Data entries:
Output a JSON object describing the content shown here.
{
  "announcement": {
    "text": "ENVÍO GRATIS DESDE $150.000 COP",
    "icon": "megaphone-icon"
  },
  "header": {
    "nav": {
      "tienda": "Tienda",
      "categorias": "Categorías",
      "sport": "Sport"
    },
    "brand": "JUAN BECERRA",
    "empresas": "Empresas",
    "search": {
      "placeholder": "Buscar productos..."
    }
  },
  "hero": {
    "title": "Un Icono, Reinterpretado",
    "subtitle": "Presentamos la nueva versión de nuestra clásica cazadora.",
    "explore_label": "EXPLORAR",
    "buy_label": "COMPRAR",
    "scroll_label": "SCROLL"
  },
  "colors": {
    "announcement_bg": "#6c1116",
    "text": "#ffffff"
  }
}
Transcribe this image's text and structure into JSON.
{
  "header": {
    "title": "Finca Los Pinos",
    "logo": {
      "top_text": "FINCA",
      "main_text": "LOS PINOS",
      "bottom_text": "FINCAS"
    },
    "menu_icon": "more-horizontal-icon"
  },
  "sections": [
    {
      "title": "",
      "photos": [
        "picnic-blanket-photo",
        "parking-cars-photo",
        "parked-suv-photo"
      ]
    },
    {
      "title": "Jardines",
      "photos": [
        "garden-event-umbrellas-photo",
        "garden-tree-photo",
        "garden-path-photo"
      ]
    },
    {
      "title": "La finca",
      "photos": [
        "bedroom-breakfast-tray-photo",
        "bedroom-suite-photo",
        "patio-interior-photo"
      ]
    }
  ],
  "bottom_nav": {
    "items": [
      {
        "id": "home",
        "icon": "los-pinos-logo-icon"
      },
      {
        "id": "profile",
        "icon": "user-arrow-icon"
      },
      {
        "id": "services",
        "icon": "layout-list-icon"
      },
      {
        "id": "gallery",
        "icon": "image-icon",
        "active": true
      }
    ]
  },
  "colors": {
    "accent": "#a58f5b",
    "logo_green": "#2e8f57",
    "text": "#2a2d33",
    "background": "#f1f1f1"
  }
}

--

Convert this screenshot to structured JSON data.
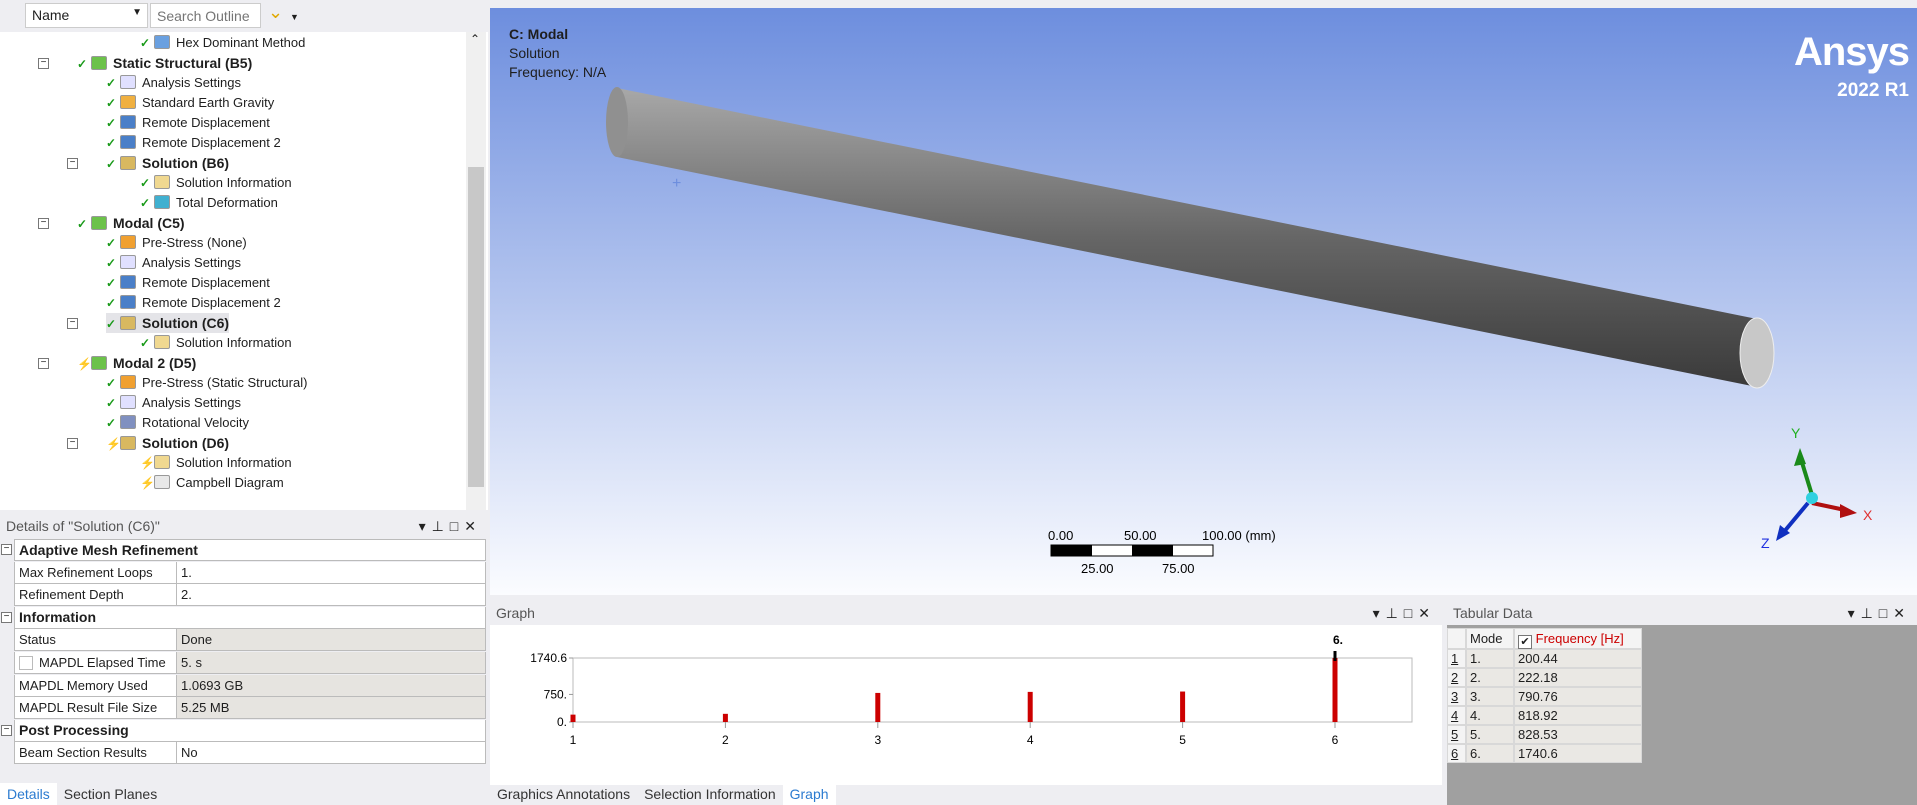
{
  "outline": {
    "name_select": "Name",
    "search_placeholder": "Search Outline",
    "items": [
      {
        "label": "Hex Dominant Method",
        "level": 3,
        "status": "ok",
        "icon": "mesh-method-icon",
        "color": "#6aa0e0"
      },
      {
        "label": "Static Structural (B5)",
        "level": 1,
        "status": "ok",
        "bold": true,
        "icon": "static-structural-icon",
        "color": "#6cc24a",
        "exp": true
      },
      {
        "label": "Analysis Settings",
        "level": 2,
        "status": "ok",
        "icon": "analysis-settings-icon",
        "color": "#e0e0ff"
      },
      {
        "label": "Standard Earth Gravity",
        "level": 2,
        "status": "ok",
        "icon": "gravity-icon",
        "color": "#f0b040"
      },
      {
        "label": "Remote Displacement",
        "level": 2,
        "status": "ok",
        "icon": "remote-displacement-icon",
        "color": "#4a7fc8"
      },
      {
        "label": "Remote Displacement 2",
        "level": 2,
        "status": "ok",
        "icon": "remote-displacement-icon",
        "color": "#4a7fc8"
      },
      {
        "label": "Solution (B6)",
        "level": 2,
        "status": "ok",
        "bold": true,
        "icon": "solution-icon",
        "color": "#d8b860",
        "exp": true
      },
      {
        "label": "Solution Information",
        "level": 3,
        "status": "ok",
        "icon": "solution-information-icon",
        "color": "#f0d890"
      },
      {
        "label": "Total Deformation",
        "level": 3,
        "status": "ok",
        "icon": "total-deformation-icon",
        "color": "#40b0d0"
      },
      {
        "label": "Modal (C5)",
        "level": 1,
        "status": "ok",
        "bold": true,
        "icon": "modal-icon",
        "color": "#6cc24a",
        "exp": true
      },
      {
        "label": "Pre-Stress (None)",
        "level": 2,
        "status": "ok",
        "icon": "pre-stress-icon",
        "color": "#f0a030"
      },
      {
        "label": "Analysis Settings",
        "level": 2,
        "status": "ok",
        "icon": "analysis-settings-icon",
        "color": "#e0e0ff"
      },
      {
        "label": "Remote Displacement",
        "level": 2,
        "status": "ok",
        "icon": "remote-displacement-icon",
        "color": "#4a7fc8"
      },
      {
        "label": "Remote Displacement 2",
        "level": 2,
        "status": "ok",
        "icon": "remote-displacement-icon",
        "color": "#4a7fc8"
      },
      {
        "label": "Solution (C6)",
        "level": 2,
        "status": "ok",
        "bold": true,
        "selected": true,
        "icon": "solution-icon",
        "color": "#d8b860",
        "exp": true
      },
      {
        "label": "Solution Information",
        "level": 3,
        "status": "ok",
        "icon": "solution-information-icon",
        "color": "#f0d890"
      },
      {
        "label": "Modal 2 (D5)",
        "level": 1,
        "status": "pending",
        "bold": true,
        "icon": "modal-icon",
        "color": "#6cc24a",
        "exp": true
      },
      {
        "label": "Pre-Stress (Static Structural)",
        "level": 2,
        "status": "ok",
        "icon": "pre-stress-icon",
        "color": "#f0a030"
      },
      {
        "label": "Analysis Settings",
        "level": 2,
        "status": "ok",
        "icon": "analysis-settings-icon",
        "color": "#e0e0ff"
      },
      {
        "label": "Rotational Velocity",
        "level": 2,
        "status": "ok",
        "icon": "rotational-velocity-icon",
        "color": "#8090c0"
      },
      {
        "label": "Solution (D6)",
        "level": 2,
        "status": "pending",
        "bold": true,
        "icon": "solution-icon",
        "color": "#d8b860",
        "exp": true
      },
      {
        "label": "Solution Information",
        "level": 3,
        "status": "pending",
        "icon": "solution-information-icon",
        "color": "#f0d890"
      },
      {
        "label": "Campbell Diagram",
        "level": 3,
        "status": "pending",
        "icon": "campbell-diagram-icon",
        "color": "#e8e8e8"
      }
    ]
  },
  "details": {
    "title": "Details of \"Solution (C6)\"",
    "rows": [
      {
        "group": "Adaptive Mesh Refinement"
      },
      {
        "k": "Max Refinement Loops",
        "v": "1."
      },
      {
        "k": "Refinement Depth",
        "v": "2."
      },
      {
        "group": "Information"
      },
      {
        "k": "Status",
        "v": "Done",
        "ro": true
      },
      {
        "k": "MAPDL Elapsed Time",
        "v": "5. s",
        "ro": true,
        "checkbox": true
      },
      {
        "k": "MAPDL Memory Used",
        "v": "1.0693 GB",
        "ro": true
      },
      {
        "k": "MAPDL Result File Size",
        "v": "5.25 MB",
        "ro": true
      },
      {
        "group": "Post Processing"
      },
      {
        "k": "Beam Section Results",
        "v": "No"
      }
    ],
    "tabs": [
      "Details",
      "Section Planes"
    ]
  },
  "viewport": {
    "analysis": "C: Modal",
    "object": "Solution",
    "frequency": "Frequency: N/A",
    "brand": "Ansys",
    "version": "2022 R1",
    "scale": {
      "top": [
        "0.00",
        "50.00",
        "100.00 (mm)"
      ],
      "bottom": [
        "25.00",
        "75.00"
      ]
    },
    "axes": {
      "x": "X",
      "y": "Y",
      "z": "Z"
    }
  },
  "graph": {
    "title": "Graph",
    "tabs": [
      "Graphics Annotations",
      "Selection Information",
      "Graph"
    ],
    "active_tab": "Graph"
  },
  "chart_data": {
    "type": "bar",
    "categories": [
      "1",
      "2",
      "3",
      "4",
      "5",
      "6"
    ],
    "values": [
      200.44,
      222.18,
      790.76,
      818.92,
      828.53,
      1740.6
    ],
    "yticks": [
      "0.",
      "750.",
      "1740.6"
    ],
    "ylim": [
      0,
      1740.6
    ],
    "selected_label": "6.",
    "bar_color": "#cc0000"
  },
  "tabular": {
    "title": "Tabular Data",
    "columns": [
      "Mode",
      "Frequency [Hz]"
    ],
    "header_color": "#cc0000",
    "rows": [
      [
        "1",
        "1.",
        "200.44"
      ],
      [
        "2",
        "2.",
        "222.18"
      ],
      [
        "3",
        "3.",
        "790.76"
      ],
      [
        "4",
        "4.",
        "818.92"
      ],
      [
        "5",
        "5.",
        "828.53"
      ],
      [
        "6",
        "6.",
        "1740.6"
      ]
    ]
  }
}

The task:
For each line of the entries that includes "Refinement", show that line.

Solution for this problem:
        "group": "Adaptive Mesh Refinement"
        "k": "Max Refinement Loops",
        "k": "Refinement Depth",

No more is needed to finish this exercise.